For the 500 11 to 14-year-olds at Gable Hall school in Corringham, the roadshow meant a morning off lessons, and the chance to meet BBC Newsround presenter Dr Dave Bull.
Best of all, new heart-throb boy band Orange Orange were to play live in the school hall.
Lead singer Giles said: "We don't want to be thought of as goody goodies. And neither do any of the kids. They'll remember this day for a long time - who wouldn't remember the day a pop band came to school? I've got an 11-year-old sister and performing to pupils her age really brought the dangers of drugs home to me."
Giles is also the first to admit it's "quite helpful publicity" - particularly at a time when the Government has just appointed its first high-profile "drugs tsar".

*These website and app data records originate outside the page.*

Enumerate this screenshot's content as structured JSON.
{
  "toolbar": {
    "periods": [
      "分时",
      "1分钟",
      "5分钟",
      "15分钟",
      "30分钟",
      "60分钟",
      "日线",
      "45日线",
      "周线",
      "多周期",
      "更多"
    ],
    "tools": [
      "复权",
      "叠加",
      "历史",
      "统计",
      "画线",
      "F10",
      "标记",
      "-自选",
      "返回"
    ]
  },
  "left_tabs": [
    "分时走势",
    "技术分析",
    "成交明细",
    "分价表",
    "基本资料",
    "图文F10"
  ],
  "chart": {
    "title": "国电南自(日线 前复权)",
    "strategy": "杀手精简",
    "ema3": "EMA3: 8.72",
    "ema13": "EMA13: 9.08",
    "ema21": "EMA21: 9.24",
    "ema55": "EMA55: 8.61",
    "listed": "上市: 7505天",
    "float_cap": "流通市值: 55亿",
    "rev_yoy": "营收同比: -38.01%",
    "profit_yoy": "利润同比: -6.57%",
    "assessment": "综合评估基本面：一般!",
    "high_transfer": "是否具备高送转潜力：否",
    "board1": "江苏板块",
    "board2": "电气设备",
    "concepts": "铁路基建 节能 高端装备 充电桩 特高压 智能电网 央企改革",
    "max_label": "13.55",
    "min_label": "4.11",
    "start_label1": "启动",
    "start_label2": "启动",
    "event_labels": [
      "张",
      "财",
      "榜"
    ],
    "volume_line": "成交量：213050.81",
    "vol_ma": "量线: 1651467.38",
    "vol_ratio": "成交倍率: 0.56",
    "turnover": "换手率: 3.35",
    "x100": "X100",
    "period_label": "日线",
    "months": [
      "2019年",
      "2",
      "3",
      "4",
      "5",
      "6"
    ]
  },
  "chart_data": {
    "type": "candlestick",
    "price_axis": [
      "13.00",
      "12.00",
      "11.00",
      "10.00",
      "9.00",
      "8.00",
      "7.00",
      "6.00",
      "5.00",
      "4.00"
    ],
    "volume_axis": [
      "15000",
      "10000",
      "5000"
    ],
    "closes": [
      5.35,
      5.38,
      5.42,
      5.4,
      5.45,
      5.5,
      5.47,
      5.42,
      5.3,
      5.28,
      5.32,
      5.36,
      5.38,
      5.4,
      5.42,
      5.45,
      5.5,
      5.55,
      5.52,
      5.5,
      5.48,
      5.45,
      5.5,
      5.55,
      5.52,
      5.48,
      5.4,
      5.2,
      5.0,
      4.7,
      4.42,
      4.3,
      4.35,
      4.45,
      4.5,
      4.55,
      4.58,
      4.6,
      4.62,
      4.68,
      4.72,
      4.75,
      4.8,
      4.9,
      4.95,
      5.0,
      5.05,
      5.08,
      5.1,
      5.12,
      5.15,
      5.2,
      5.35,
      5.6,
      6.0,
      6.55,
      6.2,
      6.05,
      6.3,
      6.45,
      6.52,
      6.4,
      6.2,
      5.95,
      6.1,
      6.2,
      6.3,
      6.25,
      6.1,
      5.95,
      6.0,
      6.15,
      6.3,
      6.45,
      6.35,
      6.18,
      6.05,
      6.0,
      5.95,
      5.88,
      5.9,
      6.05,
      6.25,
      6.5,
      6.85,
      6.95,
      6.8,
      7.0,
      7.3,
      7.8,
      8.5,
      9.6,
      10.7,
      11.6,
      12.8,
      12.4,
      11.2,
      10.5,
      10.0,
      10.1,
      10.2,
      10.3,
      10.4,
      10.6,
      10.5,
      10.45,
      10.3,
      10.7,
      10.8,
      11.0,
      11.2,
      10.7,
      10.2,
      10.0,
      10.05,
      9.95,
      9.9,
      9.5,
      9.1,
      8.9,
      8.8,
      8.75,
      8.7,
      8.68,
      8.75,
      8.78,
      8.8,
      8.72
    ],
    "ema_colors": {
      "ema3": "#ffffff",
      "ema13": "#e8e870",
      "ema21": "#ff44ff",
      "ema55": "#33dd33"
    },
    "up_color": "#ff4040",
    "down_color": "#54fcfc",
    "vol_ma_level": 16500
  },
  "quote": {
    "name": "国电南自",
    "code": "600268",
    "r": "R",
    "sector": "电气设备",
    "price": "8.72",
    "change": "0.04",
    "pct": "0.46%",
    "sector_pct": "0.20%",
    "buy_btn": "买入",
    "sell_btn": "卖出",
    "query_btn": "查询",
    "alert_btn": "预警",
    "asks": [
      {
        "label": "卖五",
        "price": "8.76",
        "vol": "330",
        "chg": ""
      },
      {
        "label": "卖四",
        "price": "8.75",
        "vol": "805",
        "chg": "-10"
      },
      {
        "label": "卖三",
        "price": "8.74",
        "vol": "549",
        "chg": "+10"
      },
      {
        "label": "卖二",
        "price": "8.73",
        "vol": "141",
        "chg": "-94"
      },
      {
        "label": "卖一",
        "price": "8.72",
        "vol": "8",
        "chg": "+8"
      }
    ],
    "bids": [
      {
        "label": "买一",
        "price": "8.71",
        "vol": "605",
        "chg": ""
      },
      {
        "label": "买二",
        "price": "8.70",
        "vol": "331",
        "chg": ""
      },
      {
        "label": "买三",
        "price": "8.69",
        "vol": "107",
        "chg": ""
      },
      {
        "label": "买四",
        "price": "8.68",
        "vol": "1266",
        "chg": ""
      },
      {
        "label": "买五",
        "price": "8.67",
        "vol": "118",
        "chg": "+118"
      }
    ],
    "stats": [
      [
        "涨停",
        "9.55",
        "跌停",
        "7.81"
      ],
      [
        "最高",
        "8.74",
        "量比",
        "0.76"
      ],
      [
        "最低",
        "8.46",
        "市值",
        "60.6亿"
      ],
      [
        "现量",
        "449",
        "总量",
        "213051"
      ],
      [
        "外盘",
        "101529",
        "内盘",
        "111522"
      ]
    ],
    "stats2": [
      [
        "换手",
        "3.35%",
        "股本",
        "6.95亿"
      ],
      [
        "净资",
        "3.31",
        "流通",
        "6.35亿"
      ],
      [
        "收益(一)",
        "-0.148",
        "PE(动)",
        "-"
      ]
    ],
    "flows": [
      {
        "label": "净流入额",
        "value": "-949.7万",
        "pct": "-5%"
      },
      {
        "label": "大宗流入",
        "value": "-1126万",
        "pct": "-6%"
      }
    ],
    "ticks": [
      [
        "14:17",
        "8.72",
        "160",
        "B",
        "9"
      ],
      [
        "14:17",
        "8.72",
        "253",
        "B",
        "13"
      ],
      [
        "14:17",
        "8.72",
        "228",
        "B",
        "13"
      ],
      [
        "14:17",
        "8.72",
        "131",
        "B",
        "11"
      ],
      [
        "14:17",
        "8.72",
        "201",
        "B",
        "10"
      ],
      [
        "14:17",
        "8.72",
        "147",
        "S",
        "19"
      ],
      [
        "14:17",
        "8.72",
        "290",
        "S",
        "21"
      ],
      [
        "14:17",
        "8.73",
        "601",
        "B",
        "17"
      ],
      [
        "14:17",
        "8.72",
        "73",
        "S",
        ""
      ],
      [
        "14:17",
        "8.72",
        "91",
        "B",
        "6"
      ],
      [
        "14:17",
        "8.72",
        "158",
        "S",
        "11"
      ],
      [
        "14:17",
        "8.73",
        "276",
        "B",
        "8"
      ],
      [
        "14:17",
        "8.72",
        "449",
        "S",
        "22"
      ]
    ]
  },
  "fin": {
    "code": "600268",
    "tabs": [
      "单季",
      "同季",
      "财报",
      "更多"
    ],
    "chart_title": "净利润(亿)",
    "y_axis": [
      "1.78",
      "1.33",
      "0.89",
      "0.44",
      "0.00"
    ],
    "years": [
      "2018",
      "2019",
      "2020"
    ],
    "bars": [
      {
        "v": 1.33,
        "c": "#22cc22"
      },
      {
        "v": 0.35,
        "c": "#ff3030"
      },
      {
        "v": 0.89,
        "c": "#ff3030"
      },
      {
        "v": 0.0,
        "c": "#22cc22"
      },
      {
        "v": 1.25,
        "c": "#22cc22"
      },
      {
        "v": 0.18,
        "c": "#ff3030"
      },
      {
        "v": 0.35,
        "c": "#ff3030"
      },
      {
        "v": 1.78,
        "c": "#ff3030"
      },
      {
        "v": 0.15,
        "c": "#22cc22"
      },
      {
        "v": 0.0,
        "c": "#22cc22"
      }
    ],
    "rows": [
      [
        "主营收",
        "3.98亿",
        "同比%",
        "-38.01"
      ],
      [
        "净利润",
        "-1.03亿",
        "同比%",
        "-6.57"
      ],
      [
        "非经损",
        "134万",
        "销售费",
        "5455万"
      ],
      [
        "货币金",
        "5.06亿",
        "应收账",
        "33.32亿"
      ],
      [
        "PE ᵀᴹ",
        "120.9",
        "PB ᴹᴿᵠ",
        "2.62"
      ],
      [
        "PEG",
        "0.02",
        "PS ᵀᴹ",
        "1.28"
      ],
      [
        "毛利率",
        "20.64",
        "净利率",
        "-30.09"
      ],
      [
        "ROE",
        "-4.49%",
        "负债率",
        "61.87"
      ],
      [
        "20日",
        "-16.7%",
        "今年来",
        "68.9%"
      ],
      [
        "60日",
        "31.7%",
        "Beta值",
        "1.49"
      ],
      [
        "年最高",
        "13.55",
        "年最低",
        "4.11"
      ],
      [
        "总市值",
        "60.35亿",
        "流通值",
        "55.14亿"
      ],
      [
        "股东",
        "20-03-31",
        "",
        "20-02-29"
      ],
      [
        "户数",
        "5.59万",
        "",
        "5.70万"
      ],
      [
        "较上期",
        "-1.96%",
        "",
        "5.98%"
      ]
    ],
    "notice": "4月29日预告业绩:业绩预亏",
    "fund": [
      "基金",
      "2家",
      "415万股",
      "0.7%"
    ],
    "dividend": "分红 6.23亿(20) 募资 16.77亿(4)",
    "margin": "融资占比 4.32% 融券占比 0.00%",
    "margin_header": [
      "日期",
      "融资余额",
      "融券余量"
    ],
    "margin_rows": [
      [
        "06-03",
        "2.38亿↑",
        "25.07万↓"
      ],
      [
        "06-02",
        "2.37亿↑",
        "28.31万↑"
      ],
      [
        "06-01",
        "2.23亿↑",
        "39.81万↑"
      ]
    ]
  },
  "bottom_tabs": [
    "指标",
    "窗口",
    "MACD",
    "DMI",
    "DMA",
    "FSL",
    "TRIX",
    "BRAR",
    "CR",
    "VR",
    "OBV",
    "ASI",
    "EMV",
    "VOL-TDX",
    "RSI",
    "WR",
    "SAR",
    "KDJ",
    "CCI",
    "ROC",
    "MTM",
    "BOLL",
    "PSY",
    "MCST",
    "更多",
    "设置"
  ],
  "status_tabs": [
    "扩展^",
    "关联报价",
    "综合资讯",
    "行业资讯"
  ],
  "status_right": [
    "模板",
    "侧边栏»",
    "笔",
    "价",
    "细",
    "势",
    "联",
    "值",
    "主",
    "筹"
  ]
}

Newsround's Dr Bull insisted the roadshow is more than fun: "It may not seem like they are taking anything in, but I have no doubt the important points are getting across. I am constantly amazed when kids come up and start discussing in great detail something we did on Newsround six months ago, which I've long forgotten. With this age group awareness sinks in and stays there."
Research by Essex University found that 500 12 and 13-year-olds across the county had used drugs, as had 4,000 14 and 15-year-olds and 120,000 16 to 29-year-olds. The report also found an increasing use of drugs by young girls.
Head of Gable Hall School, John King, believes the figures are no real cause for concern. He said: "There's been such a focus on us since Leah Betts's death, one could be forgiven for thinking Essex is the teen drugs centre of the country. However, I'm not denying it's a national problem and if it helps I'm keen to employ as many strategies in school as possible."
Mr King claims drugs education could be easily fitted into the curriculum: "We'll follow up this day with English lessons looking at drugs literature, biology classes looking at the effects of drugs on the body, drama lessons to explore the peer issues. Some subjects lend themselves to it, all it takes is a little creativity."
But after the excitement had faded and the lengthy queue for autographs died down, it was clear the event had been a hit. "It's been brilliant" was the unanimous verdict of the pupils.
But the real difficulty facing anyone in drugs education was best summed up by 11-year-old James Colverhouse and 12-year-old Elaine Saunders: "It's been nice to get off lessons, and the whole thing was just fantastic. It probably got the message across to a lot of other children, but we knew all about drugs already. They never realise just how much children know, do they?"